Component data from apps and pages
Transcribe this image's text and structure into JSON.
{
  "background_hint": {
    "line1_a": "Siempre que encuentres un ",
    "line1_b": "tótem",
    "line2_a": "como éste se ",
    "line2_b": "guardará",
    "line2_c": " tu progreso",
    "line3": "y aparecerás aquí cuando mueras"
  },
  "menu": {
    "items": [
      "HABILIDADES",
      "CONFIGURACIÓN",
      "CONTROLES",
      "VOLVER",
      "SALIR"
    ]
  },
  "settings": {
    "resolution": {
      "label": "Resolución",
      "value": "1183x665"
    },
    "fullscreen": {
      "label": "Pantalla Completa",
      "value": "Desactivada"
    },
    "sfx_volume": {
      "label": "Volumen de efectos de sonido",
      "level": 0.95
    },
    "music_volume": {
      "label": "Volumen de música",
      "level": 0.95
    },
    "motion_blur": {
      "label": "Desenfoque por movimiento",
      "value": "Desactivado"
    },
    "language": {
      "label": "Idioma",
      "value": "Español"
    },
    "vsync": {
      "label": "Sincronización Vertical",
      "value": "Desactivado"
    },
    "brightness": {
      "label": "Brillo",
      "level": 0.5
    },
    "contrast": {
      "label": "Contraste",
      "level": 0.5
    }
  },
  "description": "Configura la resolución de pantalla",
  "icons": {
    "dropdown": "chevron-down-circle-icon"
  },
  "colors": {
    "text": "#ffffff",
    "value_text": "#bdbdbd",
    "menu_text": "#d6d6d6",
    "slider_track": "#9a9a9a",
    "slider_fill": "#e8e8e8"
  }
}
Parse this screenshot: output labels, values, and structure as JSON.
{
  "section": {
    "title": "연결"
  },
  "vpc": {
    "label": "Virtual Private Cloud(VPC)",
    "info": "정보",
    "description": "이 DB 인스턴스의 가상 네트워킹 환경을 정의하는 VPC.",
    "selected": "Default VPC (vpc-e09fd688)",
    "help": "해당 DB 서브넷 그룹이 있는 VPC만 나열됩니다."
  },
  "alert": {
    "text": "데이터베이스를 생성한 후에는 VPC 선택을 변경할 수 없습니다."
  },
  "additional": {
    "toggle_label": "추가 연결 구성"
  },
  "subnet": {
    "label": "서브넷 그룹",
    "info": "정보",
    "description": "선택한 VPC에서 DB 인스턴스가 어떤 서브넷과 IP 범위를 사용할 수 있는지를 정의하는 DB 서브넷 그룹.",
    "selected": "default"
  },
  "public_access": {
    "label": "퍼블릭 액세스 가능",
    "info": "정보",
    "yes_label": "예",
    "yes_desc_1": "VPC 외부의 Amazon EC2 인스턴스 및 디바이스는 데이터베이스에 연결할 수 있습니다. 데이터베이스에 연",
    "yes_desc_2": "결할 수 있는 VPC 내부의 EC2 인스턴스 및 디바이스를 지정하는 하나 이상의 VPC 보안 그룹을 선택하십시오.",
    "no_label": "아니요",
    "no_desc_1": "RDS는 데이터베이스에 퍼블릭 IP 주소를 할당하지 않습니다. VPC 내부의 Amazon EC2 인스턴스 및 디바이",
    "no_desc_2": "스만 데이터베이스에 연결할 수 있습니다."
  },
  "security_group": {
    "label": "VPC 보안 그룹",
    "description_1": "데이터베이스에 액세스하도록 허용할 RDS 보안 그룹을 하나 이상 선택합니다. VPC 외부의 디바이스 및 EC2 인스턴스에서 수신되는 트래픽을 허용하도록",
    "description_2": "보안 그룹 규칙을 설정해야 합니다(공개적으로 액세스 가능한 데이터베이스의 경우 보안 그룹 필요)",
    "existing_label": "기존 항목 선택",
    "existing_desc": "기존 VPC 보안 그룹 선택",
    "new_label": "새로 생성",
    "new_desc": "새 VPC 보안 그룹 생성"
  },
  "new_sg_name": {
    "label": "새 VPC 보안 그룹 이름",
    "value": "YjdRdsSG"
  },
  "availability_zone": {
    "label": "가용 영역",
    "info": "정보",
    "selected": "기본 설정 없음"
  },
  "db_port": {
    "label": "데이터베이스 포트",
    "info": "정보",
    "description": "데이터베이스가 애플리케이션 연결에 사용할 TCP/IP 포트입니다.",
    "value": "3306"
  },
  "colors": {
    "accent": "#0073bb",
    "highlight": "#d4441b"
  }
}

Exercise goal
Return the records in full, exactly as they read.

Answer to the problem
Transcribe this image's text and structure into JSON.
{
  "background_hint": {
    "line1_a": "Siempre que encuentres un ",
    "line1_b": "tótem",
    "line2_a": "como éste se ",
    "line2_b": "guardará",
    "line2_c": " tu progreso",
    "line3": "y aparecerás aquí cuando mueras"
  },
  "menu": {
    "items": [
      "HABILIDADES",
      "CONFIGURACIÓN",
      "CONTROLES",
      "VOLVER",
      "SALIR"
    ]
  },
  "settings": {
    "resolution": {
      "label": "Resolución",
      "value": "1183x665"
    },
    "fullscreen": {
      "label": "Pantalla Completa",
      "value": "Desactivada"
    },
    "sfx_volume": {
      "label": "Volumen de efectos de sonido",
      "level": 0.95
    },
    "music_volume": {
      "label": "Volumen de música",
      "level": 0.95
    },
    "motion_blur": {
      "label": "Desenfoque por movimiento",
      "value": "Desactivado"
    },
    "language": {
      "label": "Idioma",
      "value": "Español"
    },
    "vsync": {
      "label": "Sincronización Vertical",
      "value": "Desactivado"
    },
    "brightness": {
      "label": "Brillo",
      "level": 0.5
    },
    "contrast": {
      "label": "Contraste",
      "level": 0.5
    }
  },
  "description": "Configura la resolución de pantalla",
  "icons": {
    "dropdown": "chevron-down-circle-icon"
  },
  "colors": {
    "text": "#ffffff",
    "value_text": "#bdbdbd",
    "menu_text": "#d6d6d6",
    "slider_track": "#9a9a9a",
    "slider_fill": "#e8e8e8"
  }
}
Parse this screenshot: output labels, values, and structure as JSON.
{
  "section": {
    "title": "연결"
  },
  "vpc": {
    "label": "Virtual Private Cloud(VPC)",
    "info": "정보",
    "description": "이 DB 인스턴스의 가상 네트워킹 환경을 정의하는 VPC.",
    "selected": "Default VPC (vpc-e09fd688)",
    "help": "해당 DB 서브넷 그룹이 있는 VPC만 나열됩니다."
  },
  "alert": {
    "text": "데이터베이스를 생성한 후에는 VPC 선택을 변경할 수 없습니다."
  },
  "additional": {
    "toggle_label": "추가 연결 구성"
  },
  "subnet": {
    "label": "서브넷 그룹",
    "info": "정보",
    "description": "선택한 VPC에서 DB 인스턴스가 어떤 서브넷과 IP 범위를 사용할 수 있는지를 정의하는 DB 서브넷 그룹.",
    "selected": "default"
  },
  "public_access": {
    "label": "퍼블릭 액세스 가능",
    "info": "정보",
    "yes_label": "예",
    "yes_desc_1": "VPC 외부의 Amazon EC2 인스턴스 및 디바이스는 데이터베이스에 연결할 수 있습니다. 데이터베이스에 연",
    "yes_desc_2": "결할 수 있는 VPC 내부의 EC2 인스턴스 및 디바이스를 지정하는 하나 이상의 VPC 보안 그룹을 선택하십시오.",
    "no_label": "아니요",
    "no_desc_1": "RDS는 데이터베이스에 퍼블릭 IP 주소를 할당하지 않습니다. VPC 내부의 Amazon EC2 인스턴스 및 디바이",
    "no_desc_2": "스만 데이터베이스에 연결할 수 있습니다."
  },
  "security_group": {
    "label": "VPC 보안 그룹",
    "description_1": "데이터베이스에 액세스하도록 허용할 RDS 보안 그룹을 하나 이상 선택합니다. VPC 외부의 디바이스 및 EC2 인스턴스에서 수신되는 트래픽을 허용하도록",
    "description_2": "보안 그룹 규칙을 설정해야 합니다(공개적으로 액세스 가능한 데이터베이스의 경우 보안 그룹 필요)",
    "existing_label": "기존 항목 선택",
    "existing_desc": "기존 VPC 보안 그룹 선택",
    "new_label": "새로 생성",
    "new_desc": "새 VPC 보안 그룹 생성"
  },
  "new_sg_name": {
    "label": "새 VPC 보안 그룹 이름",
    "value": "YjdRdsSG"
  },
  "availability_zone": {
    "label": "가용 영역",
    "info": "정보",
    "selected": "기본 설정 없음"
  },
  "db_port": {
    "label": "데이터베이스 포트",
    "info": "정보",
    "description": "데이터베이스가 애플리케이션 연결에 사용할 TCP/IP 포트입니다.",
    "value": "3306"
  },
  "colors": {
    "accent": "#0073bb",
    "highlight": "#d4441b"
  }
}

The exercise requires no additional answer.